BEGIN DATA RECORDS

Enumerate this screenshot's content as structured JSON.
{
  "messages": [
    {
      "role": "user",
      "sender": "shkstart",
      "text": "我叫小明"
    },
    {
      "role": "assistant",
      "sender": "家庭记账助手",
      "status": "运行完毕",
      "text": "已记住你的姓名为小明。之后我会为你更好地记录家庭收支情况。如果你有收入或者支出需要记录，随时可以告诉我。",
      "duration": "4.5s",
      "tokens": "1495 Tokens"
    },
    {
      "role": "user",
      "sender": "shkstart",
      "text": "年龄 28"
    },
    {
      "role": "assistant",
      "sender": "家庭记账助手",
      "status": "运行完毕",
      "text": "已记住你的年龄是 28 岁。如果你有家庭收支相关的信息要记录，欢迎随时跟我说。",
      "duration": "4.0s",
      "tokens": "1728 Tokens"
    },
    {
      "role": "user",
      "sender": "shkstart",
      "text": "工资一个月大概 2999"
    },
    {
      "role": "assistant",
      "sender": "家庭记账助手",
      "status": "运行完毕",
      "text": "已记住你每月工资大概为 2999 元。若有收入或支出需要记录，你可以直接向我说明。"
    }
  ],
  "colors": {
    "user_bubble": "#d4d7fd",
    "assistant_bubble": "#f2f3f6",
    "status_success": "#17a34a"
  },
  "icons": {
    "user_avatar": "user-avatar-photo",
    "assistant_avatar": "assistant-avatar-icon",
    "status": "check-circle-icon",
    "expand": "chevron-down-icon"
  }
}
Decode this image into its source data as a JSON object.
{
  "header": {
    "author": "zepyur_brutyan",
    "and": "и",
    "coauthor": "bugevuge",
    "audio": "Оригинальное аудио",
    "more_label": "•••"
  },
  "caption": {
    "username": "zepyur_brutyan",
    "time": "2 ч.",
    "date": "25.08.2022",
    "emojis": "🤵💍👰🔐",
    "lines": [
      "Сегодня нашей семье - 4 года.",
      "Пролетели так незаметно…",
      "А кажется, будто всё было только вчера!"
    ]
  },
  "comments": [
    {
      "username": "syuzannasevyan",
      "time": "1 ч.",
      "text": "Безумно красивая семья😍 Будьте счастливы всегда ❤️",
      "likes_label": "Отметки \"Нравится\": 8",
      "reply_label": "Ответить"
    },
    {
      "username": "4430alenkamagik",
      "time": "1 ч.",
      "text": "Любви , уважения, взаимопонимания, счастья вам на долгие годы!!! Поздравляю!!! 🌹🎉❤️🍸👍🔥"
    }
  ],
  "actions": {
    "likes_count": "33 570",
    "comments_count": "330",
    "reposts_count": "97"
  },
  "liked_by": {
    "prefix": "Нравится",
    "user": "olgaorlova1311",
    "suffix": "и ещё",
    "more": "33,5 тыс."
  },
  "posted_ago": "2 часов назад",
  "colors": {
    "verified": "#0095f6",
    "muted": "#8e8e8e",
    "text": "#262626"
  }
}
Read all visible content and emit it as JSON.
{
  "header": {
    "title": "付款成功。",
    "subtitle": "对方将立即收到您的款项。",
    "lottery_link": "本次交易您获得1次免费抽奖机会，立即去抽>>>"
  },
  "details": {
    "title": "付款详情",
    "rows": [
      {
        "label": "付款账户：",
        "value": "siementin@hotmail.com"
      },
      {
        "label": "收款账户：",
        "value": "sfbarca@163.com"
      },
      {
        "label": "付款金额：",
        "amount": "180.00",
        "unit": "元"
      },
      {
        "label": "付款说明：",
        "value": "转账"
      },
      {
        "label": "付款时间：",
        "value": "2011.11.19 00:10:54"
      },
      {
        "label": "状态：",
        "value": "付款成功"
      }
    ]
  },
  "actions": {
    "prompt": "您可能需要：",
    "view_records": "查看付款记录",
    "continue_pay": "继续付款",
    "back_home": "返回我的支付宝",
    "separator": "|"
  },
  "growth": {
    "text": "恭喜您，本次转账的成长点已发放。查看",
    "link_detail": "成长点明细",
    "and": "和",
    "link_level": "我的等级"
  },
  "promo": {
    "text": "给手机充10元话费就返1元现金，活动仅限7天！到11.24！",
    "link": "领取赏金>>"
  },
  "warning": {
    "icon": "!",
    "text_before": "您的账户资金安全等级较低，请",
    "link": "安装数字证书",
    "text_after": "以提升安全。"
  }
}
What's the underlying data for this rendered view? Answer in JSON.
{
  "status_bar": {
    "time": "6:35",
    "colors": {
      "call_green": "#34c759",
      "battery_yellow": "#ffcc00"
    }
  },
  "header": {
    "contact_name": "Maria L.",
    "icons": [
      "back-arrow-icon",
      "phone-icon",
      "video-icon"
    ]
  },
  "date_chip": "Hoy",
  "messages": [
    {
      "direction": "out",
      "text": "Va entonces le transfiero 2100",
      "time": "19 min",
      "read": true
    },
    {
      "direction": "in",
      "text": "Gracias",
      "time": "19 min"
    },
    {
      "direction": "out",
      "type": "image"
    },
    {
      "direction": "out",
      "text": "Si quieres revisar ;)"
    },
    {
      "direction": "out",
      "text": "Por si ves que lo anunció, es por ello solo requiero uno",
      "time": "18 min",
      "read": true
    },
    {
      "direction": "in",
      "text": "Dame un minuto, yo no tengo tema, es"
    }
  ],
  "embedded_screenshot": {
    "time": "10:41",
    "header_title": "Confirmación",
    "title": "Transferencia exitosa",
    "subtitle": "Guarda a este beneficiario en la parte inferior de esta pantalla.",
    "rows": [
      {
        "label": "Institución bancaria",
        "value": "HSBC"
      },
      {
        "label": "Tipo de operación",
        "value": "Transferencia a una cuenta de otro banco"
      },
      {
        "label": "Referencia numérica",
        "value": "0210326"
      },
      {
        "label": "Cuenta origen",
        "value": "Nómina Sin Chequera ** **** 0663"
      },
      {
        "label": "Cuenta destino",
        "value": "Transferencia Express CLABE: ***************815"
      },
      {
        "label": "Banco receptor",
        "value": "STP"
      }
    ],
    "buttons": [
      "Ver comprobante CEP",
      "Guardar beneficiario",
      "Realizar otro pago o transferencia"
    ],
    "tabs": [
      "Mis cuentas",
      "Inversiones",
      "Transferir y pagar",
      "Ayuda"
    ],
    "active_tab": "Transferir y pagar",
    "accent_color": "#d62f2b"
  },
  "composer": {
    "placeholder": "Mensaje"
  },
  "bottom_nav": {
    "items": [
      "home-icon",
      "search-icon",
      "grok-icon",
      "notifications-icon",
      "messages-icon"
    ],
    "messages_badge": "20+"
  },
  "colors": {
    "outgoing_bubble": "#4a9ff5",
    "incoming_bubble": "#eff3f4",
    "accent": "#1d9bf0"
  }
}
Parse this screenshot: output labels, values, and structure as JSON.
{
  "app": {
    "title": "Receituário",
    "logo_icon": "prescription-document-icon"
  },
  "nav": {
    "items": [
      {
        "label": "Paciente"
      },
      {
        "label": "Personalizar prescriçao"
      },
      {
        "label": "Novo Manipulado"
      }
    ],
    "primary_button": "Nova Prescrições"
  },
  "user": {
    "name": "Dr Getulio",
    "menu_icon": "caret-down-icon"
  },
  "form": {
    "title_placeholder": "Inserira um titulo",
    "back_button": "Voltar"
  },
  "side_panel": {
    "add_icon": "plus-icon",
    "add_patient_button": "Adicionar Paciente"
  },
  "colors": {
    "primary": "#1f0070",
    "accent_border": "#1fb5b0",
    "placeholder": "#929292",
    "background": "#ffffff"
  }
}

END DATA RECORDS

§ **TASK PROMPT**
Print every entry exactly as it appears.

§ **WRITTEN SOLUTION**
Enumerate this screenshot's content as structured JSON.
{
  "messages": [
    {
      "role": "user",
      "sender": "shkstart",
      "text": "我叫小明"
    },
    {
      "role": "assistant",
      "sender": "家庭记账助手",
      "status": "运行完毕",
      "text": "已记住你的姓名为小明。之后我会为你更好地记录家庭收支情况。如果你有收入或者支出需要记录，随时可以告诉我。",
      "duration": "4.5s",
      "tokens": "1495 Tokens"
    },
    {
      "role": "user",
      "sender": "shkstart",
      "text": "年龄 28"
    },
    {
      "role": "assistant",
      "sender": "家庭记账助手",
      "status": "运行完毕",
      "text": "已记住你的年龄是 28 岁。如果你有家庭收支相关的信息要记录，欢迎随时跟我说。",
      "duration": "4.0s",
      "tokens": "1728 Tokens"
    },
    {
      "role": "user",
      "sender": "shkstart",
      "text": "工资一个月大概 2999"
    },
    {
      "role": "assistant",
      "sender": "家庭记账助手",
      "status": "运行完毕",
      "text": "已记住你每月工资大概为 2999 元。若有收入或支出需要记录，你可以直接向我说明。"
    }
  ],
  "colors": {
    "user_bubble": "#d4d7fd",
    "assistant_bubble": "#f2f3f6",
    "status_success": "#17a34a"
  },
  "icons": {
    "user_avatar": "user-avatar-photo",
    "assistant_avatar": "assistant-avatar-icon",
    "status": "check-circle-icon",
    "expand": "chevron-down-icon"
  }
}
Decode this image into its source data as a JSON object.
{
  "header": {
    "author": "zepyur_brutyan",
    "and": "и",
    "coauthor": "bugevuge",
    "audio": "Оригинальное аудио",
    "more_label": "•••"
  },
  "caption": {
    "username": "zepyur_brutyan",
    "time": "2 ч.",
    "date": "25.08.2022",
    "emojis": "🤵💍👰🔐",
    "lines": [
      "Сегодня нашей семье - 4 года.",
      "Пролетели так незаметно…",
      "А кажется, будто всё было только вчера!"
    ]
  },
  "comments": [
    {
      "username": "syuzannasevyan",
      "time": "1 ч.",
      "text": "Безумно красивая семья😍 Будьте счастливы всегда ❤️",
      "likes_label": "Отметки \"Нравится\": 8",
      "reply_label": "Ответить"
    },
    {
      "username": "4430alenkamagik",
      "time": "1 ч.",
      "text": "Любви , уважения, взаимопонимания, счастья вам на долгие годы!!! Поздравляю!!! 🌹🎉❤️🍸👍🔥"
    }
  ],
  "actions": {
    "likes_count": "33 570",
    "comments_count": "330",
    "reposts_count": "97"
  },
  "liked_by": {
    "prefix": "Нравится",
    "user": "olgaorlova1311",
    "suffix": "и ещё",
    "more": "33,5 тыс."
  },
  "posted_ago": "2 часов назад",
  "colors": {
    "verified": "#0095f6",
    "muted": "#8e8e8e",
    "text": "#262626"
  }
}
Read all visible content and emit it as JSON.
{
  "header": {
    "title": "付款成功。",
    "subtitle": "对方将立即收到您的款项。",
    "lottery_link": "本次交易您获得1次免费抽奖机会，立即去抽>>>"
  },
  "details": {
    "title": "付款详情",
    "rows": [
      {
        "label": "付款账户：",
        "value": "siementin@hotmail.com"
      },
      {
        "label": "收款账户：",
        "value": "sfbarca@163.com"
      },
      {
        "label": "付款金额：",
        "amount": "180.00",
        "unit": "元"
      },
      {
        "label": "付款说明：",
        "value": "转账"
      },
      {
        "label": "付款时间：",
        "value": "2011.11.19 00:10:54"
      },
      {
        "label": "状态：",
        "value": "付款成功"
      }
    ]
  },
  "actions": {
    "prompt": "您可能需要：",
    "view_records": "查看付款记录",
    "continue_pay": "继续付款",
    "back_home": "返回我的支付宝",
    "separator": "|"
  },
  "growth": {
    "text": "恭喜您，本次转账的成长点已发放。查看",
    "link_detail": "成长点明细",
    "and": "和",
    "link_level": "我的等级"
  },
  "promo": {
    "text": "给手机充10元话费就返1元现金，活动仅限7天！到11.24！",
    "link": "领取赏金>>"
  },
  "warning": {
    "icon": "!",
    "text_before": "您的账户资金安全等级较低，请",
    "link": "安装数字证书",
    "text_after": "以提升安全。"
  }
}
What's the underlying data for this rendered view? Answer in JSON.
{
  "status_bar": {
    "time": "6:35",
    "colors": {
      "call_green": "#34c759",
      "battery_yellow": "#ffcc00"
    }
  },
  "header": {
    "contact_name": "Maria L.",
    "icons": [
      "back-arrow-icon",
      "phone-icon",
      "video-icon"
    ]
  },
  "date_chip": "Hoy",
  "messages": [
    {
      "direction": "out",
      "text": "Va entonces le transfiero 2100",
      "time": "19 min",
      "read": true
    },
    {
      "direction": "in",
      "text": "Gracias",
      "time": "19 min"
    },
    {
      "direction": "out",
      "type": "image"
    },
    {
      "direction": "out",
      "text": "Si quieres revisar ;)"
    },
    {
      "direction": "out",
      "text": "Por si ves que lo anunció, es por ello solo requiero uno",
      "time": "18 min",
      "read": true
    },
    {
      "direction": "in",
      "text": "Dame un minuto, yo no tengo tema, es"
    }
  ],
  "embedded_screenshot": {
    "time": "10:41",
    "header_title": "Confirmación",
    "title": "Transferencia exitosa",
    "subtitle": "Guarda a este beneficiario en la parte inferior de esta pantalla.",
    "rows": [
      {
        "label": "Institución bancaria",
        "value": "HSBC"
      },
      {
        "label": "Tipo de operación",
        "value": "Transferencia a una cuenta de otro banco"
      },
      {
        "label": "Referencia numérica",
        "value": "0210326"
      },
      {
        "label": "Cuenta origen",
        "value": "Nómina Sin Chequera ** **** 0663"
      },
      {
        "label": "Cuenta destino",
        "value": "Transferencia Express CLABE: ***************815"
      },
      {
        "label": "Banco receptor",
        "value": "STP"
      }
    ],
    "buttons": [
      "Ver comprobante CEP",
      "Guardar beneficiario",
      "Realizar otro pago o transferencia"
    ],
    "tabs": [
      "Mis cuentas",
      "Inversiones",
      "Transferir y pagar",
      "Ayuda"
    ],
    "active_tab": "Transferir y pagar",
    "accent_color": "#d62f2b"
  },
  "composer": {
    "placeholder": "Mensaje"
  },
  "bottom_nav": {
    "items": [
      "home-icon",
      "search-icon",
      "grok-icon",
      "notifications-icon",
      "messages-icon"
    ],
    "messages_badge": "20+"
  },
  "colors": {
    "outgoing_bubble": "#4a9ff5",
    "incoming_bubble": "#eff3f4",
    "accent": "#1d9bf0"
  }
}
Parse this screenshot: output labels, values, and structure as JSON.
{
  "app": {
    "title": "Receituário",
    "logo_icon": "prescription-document-icon"
  },
  "nav": {
    "items": [
      {
        "label": "Paciente"
      },
      {
        "label": "Personalizar prescriçao"
      },
      {
        "label": "Novo Manipulado"
      }
    ],
    "primary_button": "Nova Prescrições"
  },
  "user": {
    "name": "Dr Getulio",
    "menu_icon": "caret-down-icon"
  },
  "form": {
    "title_placeholder": "Inserira um titulo",
    "back_button": "Voltar"
  },
  "side_panel": {
    "add_icon": "plus-icon",
    "add_patient_button": "Adicionar Paciente"
  },
  "colors": {
    "primary": "#1f0070",
    "accent_border": "#1fb5b0",
    "placeholder": "#929292",
    "background": "#ffffff"
  }
}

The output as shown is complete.